In Arcadia Farms Partnership v. Audubon Ins. Co., 77 So.3d 100 (Miss. 2012), the Mississippi Supreme Court overruled its 1995 decision holding that the trial court could only award prejudgment interest from the date of the filing of the complaint in breach of contract cases where no interest rate was provided for in the contract. In Arcadia Farms, a fire destroyed a cotton-picking machine owned by the insured. Though insurance coverage initially was denied for a lengthy period of time, the insurer eventually paid $100,000 for the loss. The insured filed suit against the insurer asserting a bad faith breach claim based on the insurer’s failure to submit prompt payment. The insurer filed for summary judgment asserting that since the insured had been paid before the filing of the suit, the only compensatory damages that could be awarded would be prejudgment interest. However, based on Miss. Code Section 75-17-7, the insurer asserted that since prejudgment interest could not be awarded prior to the filing of the complaint, the insured suffered no compensatory damages and, therefore, could not recover any punitive damages on its bad faith claim. The trial court granted summary judgment in favor of the insurer.

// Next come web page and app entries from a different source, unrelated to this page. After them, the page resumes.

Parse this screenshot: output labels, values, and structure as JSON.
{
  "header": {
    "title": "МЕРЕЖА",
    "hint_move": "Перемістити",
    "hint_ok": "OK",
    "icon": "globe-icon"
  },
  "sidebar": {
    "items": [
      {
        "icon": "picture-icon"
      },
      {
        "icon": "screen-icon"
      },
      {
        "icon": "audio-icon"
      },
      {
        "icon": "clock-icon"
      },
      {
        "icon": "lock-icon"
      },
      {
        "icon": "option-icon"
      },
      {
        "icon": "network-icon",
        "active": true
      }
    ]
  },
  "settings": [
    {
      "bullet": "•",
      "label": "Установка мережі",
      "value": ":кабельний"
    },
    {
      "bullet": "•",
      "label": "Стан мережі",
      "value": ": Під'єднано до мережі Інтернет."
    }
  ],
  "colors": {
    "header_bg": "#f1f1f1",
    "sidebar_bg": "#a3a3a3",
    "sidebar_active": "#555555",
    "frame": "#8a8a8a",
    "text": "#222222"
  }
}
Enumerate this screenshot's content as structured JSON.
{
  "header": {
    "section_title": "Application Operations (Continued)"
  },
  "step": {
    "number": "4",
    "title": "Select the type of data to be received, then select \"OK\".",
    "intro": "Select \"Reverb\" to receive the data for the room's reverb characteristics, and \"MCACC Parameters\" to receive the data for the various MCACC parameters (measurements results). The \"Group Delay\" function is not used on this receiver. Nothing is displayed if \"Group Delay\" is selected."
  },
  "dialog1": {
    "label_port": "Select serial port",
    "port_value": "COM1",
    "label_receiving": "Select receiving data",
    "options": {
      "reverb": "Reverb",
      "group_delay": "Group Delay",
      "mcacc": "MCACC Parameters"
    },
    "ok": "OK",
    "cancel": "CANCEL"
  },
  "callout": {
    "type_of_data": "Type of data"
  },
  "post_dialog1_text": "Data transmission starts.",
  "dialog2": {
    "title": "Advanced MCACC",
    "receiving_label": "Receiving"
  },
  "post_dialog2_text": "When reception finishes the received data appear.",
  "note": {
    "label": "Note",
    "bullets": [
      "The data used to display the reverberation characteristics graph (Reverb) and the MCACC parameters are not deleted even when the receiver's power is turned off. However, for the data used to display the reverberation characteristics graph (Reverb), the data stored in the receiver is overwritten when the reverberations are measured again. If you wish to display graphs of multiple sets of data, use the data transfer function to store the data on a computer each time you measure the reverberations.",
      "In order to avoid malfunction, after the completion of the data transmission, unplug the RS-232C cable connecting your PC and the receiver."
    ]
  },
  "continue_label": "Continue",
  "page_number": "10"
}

On appeal, the Court of Appeals reversed the granting of summary judgment and held that the insured could collect pre-judgment interest from the date of breach. The Mississippi Supreme Court granted certiorari to address some uncertainty in the law surrounding Section 75–17–7. In affirming the Court of Appeals, the Supreme Court clarified that, in contract cases, Section 75–17–7 does not restrict prejudgment interest to the post-complaint period. Therefore, based on the Court’s decision, prevailing parties in a breach-of-contract suit may request the trial court to award interest from the date of breach – not the date of filing the complaint.